Then I started wondering about the shield design in the upper left corner of the picture. Whose coat of arms was it? Could that help to explain why a seemingly unrelated cat picture had appeared in this book by Pallas? A close-up image appears above.
This coat of arms has three stacks of wheat (also known as "garbs"), each tied around the middle, above two crossed axes or halberds. Apparently this is not the crest of the Shedrinskoi family mentioned by Pallas as the owner of the estate where the hybrid cats lived. So I searched through various heraldry guides to see if I could find anything like it. The wheat-stack is a symbol used in some coats of arms for the county of Cheshire in England (as shown in online guides to Cheshire Heraldry). The arms of the Grosvenor family (including the Dukes of Westminster), whose ancestral home is in Cheshire, also have a wheat-stack. But why would there be a Cheshire connection to the Pallas book? Was it for a patron of Pallas? Can this specific coat of arms be identified, to shed more light on the mystery?
And now I'd like to throw out a challenge to the readers of this blog: can anyone figure out which family or place is associated with this coat of arms? Could the 1812 cat picture be an early image of the legendary Cheshire Cat, later immortalized in Lewis Carroll's novel, Alice's Adventures in Wonderland (1865), and more recently in the movie Alice in Wonderland (directed by Tim Burton, 2010)? Please help identify this coat of arms! The first ten who come up with a verifiable authentication for this coat of arms will receive a spiffy reproduction print of the image, suitable for framing.
Below are some more intersting Pallas Cat links:
Felis manul page from the Encyclopedia
Felis manul page from the Animal Diversity Web site (University of
Michigan Museum of Zoology)
Pallas Cat Study and Conservation Program (Siberian Environmental Center in Novosibirsk, Russia)
Manulomania (a Russian website featuring Pallas Cat photos: some serious, some silly)
Le Manul Facebook page for Pallas Cat fans
The contest is open to United States residents eighteen (18) years of age and older. Entries from outside the United States are welcome, but because of legal restrictions, prizes can only be awarded to United States residents.
Smithsonian Libraries staff will determine the best answers. One prize will be awarded to a maximum of ten winners. The winners will be notified and receive his/her prize by mail. All decisions of the Smithsonian Libraries are final.

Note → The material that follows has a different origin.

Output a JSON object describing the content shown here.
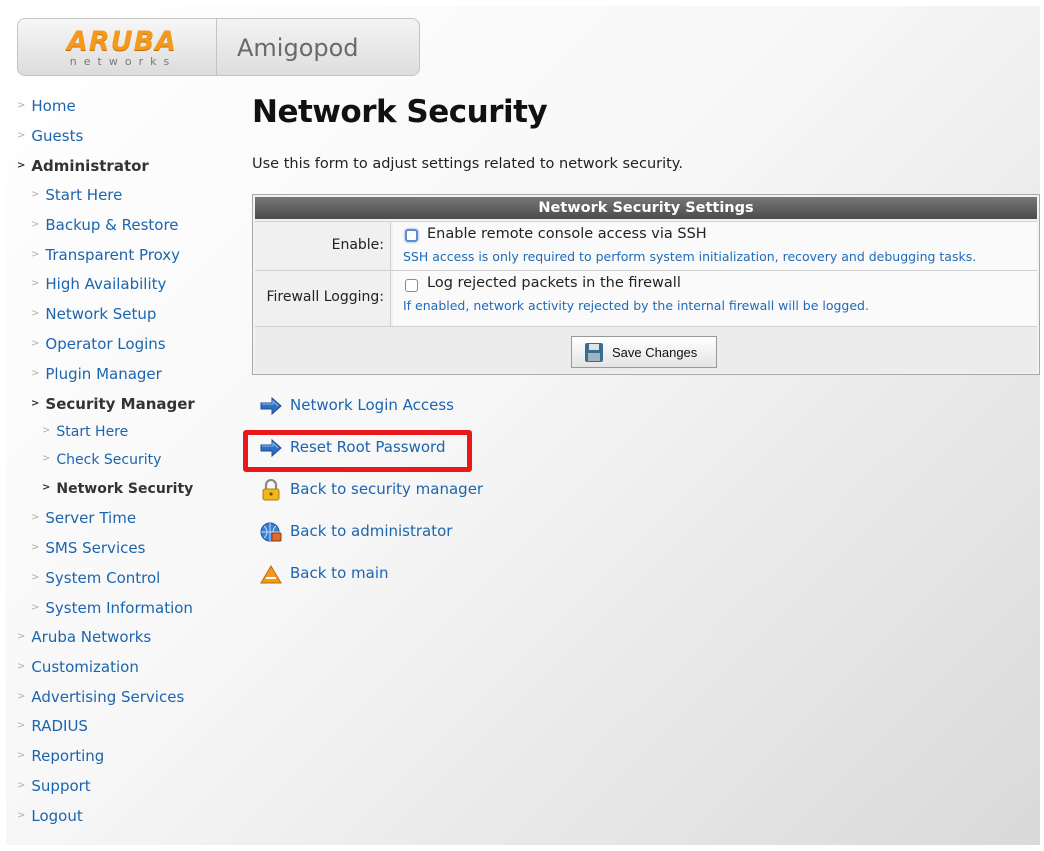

By accepting the prize, winners consent to use of their name by the Libraries for promotional purposes without further consideration, except where prohibited by law.
Prize: An 8" x 10" unframed photographic reproduction print of the Pallas Cat, from the Libraries collections.